[DATA UNDER STUDY — start]
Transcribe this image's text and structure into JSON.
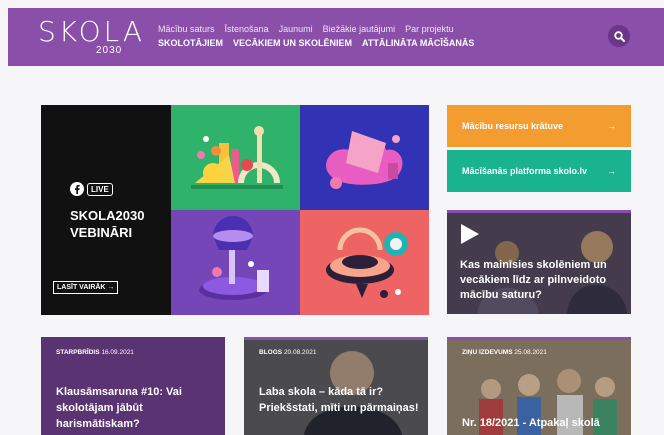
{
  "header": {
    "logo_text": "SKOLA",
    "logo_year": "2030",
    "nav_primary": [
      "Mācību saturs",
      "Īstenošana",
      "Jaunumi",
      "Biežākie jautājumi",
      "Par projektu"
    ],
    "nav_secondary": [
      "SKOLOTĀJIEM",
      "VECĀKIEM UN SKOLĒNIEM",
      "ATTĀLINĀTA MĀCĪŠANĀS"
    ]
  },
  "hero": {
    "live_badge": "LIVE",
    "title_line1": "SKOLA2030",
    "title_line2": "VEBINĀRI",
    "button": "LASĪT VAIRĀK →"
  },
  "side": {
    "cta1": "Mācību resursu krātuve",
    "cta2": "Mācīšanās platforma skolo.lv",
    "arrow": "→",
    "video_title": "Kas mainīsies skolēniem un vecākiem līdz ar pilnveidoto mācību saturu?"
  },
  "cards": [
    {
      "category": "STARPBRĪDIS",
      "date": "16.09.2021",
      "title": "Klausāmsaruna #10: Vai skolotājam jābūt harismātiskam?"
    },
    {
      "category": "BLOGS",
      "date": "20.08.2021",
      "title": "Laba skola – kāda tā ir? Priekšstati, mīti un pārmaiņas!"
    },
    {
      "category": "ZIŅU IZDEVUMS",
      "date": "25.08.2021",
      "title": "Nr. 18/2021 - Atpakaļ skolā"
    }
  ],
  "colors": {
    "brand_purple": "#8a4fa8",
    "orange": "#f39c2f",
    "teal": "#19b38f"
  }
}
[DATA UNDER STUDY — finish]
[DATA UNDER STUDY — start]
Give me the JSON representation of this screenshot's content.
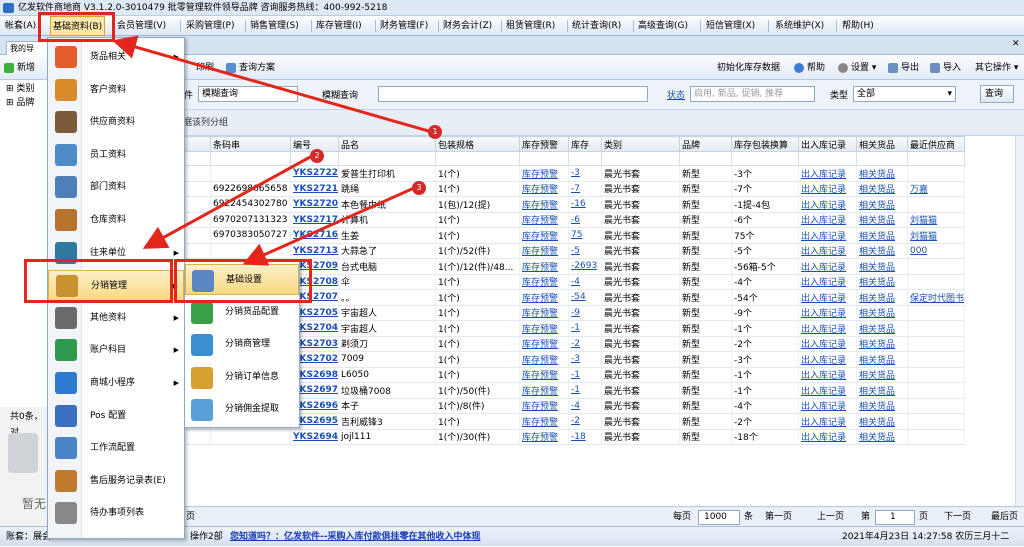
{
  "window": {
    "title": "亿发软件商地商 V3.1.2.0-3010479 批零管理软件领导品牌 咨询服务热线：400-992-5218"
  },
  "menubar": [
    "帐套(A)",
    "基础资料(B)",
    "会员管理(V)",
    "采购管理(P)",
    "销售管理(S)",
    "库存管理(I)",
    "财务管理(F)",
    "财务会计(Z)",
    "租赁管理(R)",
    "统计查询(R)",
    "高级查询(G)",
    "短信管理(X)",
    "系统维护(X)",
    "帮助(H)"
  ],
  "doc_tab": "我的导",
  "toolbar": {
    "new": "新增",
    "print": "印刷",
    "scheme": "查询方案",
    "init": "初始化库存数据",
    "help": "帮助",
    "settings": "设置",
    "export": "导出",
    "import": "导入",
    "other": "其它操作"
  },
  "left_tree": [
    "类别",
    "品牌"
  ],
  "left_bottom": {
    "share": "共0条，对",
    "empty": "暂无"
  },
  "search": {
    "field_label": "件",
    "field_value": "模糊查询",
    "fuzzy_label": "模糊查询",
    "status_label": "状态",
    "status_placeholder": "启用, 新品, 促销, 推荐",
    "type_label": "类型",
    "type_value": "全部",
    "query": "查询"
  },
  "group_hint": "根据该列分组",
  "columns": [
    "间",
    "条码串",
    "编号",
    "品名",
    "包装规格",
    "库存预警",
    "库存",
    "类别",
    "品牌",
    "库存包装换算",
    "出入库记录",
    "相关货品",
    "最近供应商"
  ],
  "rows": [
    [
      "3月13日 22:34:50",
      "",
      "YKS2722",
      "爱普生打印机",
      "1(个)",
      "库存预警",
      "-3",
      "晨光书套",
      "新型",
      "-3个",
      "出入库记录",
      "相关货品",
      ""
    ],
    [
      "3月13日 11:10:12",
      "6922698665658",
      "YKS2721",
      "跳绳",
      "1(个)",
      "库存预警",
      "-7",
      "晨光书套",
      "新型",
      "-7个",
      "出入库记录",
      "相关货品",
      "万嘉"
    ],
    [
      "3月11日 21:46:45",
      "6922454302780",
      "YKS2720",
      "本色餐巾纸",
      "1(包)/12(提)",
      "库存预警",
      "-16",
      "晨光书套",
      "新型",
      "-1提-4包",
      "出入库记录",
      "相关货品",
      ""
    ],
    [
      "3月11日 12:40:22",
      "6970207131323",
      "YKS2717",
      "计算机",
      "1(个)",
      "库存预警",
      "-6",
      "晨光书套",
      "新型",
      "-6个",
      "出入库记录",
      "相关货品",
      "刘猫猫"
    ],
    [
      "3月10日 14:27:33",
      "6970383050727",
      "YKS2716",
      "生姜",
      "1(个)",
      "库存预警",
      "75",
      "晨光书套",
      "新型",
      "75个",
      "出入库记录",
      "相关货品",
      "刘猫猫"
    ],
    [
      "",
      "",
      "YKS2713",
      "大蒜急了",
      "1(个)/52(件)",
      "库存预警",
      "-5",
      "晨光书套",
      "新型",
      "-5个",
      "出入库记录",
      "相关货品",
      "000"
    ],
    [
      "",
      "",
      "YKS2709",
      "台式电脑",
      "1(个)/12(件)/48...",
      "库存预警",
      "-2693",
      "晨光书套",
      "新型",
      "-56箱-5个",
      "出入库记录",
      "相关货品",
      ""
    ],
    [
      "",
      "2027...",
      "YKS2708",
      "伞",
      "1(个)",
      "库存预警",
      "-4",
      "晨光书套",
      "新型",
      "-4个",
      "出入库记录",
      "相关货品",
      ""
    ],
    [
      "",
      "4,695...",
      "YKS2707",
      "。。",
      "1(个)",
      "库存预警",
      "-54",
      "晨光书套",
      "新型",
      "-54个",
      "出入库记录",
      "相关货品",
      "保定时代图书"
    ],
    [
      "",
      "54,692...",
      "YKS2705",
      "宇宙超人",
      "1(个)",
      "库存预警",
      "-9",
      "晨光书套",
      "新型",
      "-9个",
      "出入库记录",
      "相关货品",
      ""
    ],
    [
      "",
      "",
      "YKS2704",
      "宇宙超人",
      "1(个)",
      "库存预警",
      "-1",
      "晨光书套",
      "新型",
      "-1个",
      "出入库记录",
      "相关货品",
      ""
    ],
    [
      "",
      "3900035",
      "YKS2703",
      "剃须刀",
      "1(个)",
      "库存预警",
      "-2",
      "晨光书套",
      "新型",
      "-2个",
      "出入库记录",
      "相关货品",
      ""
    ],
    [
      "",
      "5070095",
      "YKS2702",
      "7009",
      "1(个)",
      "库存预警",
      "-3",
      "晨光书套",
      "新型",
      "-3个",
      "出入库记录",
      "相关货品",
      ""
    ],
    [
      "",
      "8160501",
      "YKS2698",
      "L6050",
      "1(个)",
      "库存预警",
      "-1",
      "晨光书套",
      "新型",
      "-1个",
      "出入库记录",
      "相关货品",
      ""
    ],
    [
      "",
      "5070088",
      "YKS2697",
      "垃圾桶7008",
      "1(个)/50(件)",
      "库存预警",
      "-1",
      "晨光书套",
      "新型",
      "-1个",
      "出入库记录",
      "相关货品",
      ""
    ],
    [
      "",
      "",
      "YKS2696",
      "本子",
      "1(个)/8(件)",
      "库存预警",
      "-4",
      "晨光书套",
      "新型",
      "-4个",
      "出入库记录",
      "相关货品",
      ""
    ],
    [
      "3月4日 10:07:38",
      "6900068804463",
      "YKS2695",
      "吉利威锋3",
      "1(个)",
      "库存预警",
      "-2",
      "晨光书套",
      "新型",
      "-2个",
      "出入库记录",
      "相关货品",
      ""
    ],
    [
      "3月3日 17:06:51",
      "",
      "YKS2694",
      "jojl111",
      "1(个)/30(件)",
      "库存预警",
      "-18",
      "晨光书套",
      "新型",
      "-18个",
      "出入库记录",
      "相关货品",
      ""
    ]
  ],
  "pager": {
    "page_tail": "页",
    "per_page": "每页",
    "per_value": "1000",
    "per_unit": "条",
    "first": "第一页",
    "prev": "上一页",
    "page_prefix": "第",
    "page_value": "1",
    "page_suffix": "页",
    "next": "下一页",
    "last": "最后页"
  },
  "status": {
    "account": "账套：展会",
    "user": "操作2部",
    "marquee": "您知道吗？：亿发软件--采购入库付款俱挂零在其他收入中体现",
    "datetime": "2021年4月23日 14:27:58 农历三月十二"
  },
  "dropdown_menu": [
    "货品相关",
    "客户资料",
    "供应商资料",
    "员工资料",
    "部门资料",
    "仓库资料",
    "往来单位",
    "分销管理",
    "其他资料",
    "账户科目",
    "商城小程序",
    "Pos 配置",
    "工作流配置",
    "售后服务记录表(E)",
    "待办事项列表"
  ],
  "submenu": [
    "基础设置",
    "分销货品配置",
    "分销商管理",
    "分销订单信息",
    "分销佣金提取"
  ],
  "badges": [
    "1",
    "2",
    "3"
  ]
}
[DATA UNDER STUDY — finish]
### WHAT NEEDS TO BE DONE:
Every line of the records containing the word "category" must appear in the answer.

### SOLUTION FOR THIS EXERCISE:
      "category": "STARPBRĪDIS",
      "category": "BLOGS",
      "category": "ZIŅU IZDEVUMS",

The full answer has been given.